─── PROVIDED RECORDS ───

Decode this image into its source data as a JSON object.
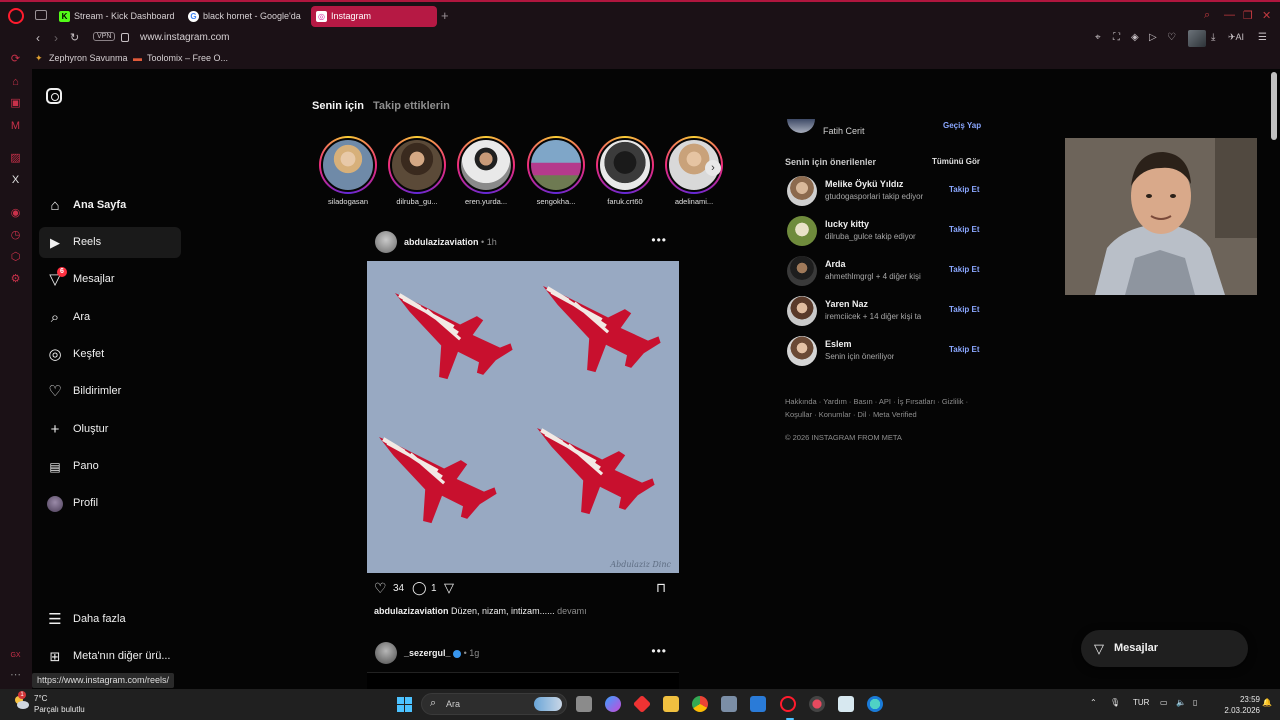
{
  "browser": {
    "tabs": [
      {
        "label": "Stream - Kick Dashboard",
        "favicon": "K"
      },
      {
        "label": "black hornet - Google'da Ara",
        "favicon": "G"
      },
      {
        "label": "Instagram",
        "favicon": "◎"
      }
    ],
    "vpn_label": "VPN",
    "url": "www.instagram.com",
    "ai_label": "AI",
    "bookmarks": [
      {
        "label": "Zephyron Savunma"
      },
      {
        "label": "Toolomix – Free O..."
      }
    ],
    "accent_color": "#b61944"
  },
  "instagram": {
    "nav": [
      {
        "label": "Ana Sayfa",
        "icon": "home-icon"
      },
      {
        "label": "Reels",
        "icon": "reels-icon"
      },
      {
        "label": "Mesajlar",
        "icon": "messages-icon",
        "badge": "6"
      },
      {
        "label": "Ara",
        "icon": "search-icon"
      },
      {
        "label": "Keşfet",
        "icon": "explore-icon"
      },
      {
        "label": "Bildirimler",
        "icon": "heart-icon"
      },
      {
        "label": "Oluştur",
        "icon": "plus-icon"
      },
      {
        "label": "Pano",
        "icon": "dashboard-icon"
      },
      {
        "label": "Profil",
        "icon": "profile-avatar"
      }
    ],
    "more_label": "Daha fazla",
    "meta_label": "Meta'nın diğer ürü...",
    "feed_tabs": {
      "for_you": "Senin için",
      "following": "Takip ettiklerin"
    },
    "stories": [
      {
        "user": "siladogasan"
      },
      {
        "user": "dilruba_gu..."
      },
      {
        "user": "eren.yurda..."
      },
      {
        "user": "sengokha..."
      },
      {
        "user": "faruk.crt60"
      },
      {
        "user": "adelinami..."
      }
    ],
    "post1": {
      "user": "abdulazizaviation",
      "time": "1h",
      "likes": "34",
      "comments": "1",
      "caption_user": "abdulazizaviation",
      "caption_text": "Düzen, nizam, intizam......",
      "more": "devamı",
      "signature": "Abdulaziz Dinc"
    },
    "post2": {
      "user": "_sezergul_",
      "time": "1g"
    },
    "right": {
      "current_user": "Fatih Cerit",
      "switch_label": "Geçiş Yap",
      "suggestions_title": "Senin için önerilenler",
      "see_all": "Tümünü Gör",
      "suggestions": [
        {
          "name": "Melike Öykü Yıldız",
          "sub": "gtudogasporlari takip ediyor",
          "follow": "Takip Et"
        },
        {
          "name": "lucky kitty",
          "sub": "dilruba_gulce takip ediyor",
          "follow": "Takip Et"
        },
        {
          "name": "Arda",
          "sub": "ahmethlmgrgl + 4 diğer kişi",
          "follow": "Takip Et"
        },
        {
          "name": "Yaren Naz",
          "sub": "iremciicek + 14 diğer kişi ta",
          "follow": "Takip Et"
        },
        {
          "name": "Eslem",
          "sub": "Senin için öneriliyor",
          "follow": "Takip Et"
        }
      ],
      "footer_line1": "Hakkında · Yardım · Basın · API · İş Fırsatları · Gizlilik ·",
      "footer_line2": "Koşullar · Konumlar · Dil · Meta Verified",
      "copyright": "© 2026 INSTAGRAM FROM META"
    },
    "messages_pill": "Mesajlar"
  },
  "status_url": "https://www.instagram.com/reels/",
  "taskbar": {
    "temp": "7°C",
    "weather": "Parçalı bulutlu",
    "weather_badge": "1",
    "search_placeholder": "Ara",
    "lang": "TUR",
    "time": "23:59",
    "date": "2.03.2026"
  }
}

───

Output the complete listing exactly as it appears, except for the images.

Decode this image into its source data as a JSON object.
{
  "browser": {
    "tabs": [
      {
        "label": "Stream - Kick Dashboard",
        "favicon": "K"
      },
      {
        "label": "black hornet - Google'da Ara",
        "favicon": "G"
      },
      {
        "label": "Instagram",
        "favicon": "◎"
      }
    ],
    "vpn_label": "VPN",
    "url": "www.instagram.com",
    "ai_label": "AI",
    "bookmarks": [
      {
        "label": "Zephyron Savunma"
      },
      {
        "label": "Toolomix – Free O..."
      }
    ],
    "accent_color": "#b61944"
  },
  "instagram": {
    "nav": [
      {
        "label": "Ana Sayfa",
        "icon": "home-icon"
      },
      {
        "label": "Reels",
        "icon": "reels-icon"
      },
      {
        "label": "Mesajlar",
        "icon": "messages-icon",
        "badge": "6"
      },
      {
        "label": "Ara",
        "icon": "search-icon"
      },
      {
        "label": "Keşfet",
        "icon": "explore-icon"
      },
      {
        "label": "Bildirimler",
        "icon": "heart-icon"
      },
      {
        "label": "Oluştur",
        "icon": "plus-icon"
      },
      {
        "label": "Pano",
        "icon": "dashboard-icon"
      },
      {
        "label": "Profil",
        "icon": "profile-avatar"
      }
    ],
    "more_label": "Daha fazla",
    "meta_label": "Meta'nın diğer ürü...",
    "feed_tabs": {
      "for_you": "Senin için",
      "following": "Takip ettiklerin"
    },
    "stories": [
      {
        "user": "siladogasan"
      },
      {
        "user": "dilruba_gu..."
      },
      {
        "user": "eren.yurda..."
      },
      {
        "user": "sengokha..."
      },
      {
        "user": "faruk.crt60"
      },
      {
        "user": "adelinami..."
      }
    ],
    "post1": {
      "user": "abdulazizaviation",
      "time": "1h",
      "likes": "34",
      "comments": "1",
      "caption_user": "abdulazizaviation",
      "caption_text": "Düzen, nizam, intizam......",
      "more": "devamı",
      "signature": "Abdulaziz Dinc"
    },
    "post2": {
      "user": "_sezergul_",
      "time": "1g"
    },
    "right": {
      "current_user": "Fatih Cerit",
      "switch_label": "Geçiş Yap",
      "suggestions_title": "Senin için önerilenler",
      "see_all": "Tümünü Gör",
      "suggestions": [
        {
          "name": "Melike Öykü Yıldız",
          "sub": "gtudogasporlari takip ediyor",
          "follow": "Takip Et"
        },
        {
          "name": "lucky kitty",
          "sub": "dilruba_gulce takip ediyor",
          "follow": "Takip Et"
        },
        {
          "name": "Arda",
          "sub": "ahmethlmgrgl + 4 diğer kişi",
          "follow": "Takip Et"
        },
        {
          "name": "Yaren Naz",
          "sub": "iremciicek + 14 diğer kişi ta",
          "follow": "Takip Et"
        },
        {
          "name": "Eslem",
          "sub": "Senin için öneriliyor",
          "follow": "Takip Et"
        }
      ],
      "footer_line1": "Hakkında · Yardım · Basın · API · İş Fırsatları · Gizlilik ·",
      "footer_line2": "Koşullar · Konumlar · Dil · Meta Verified",
      "copyright": "© 2026 INSTAGRAM FROM META"
    },
    "messages_pill": "Mesajlar"
  },
  "status_url": "https://www.instagram.com/reels/",
  "taskbar": {
    "temp": "7°C",
    "weather": "Parçalı bulutlu",
    "weather_badge": "1",
    "search_placeholder": "Ara",
    "lang": "TUR",
    "time": "23:59",
    "date": "2.03.2026"
  }
}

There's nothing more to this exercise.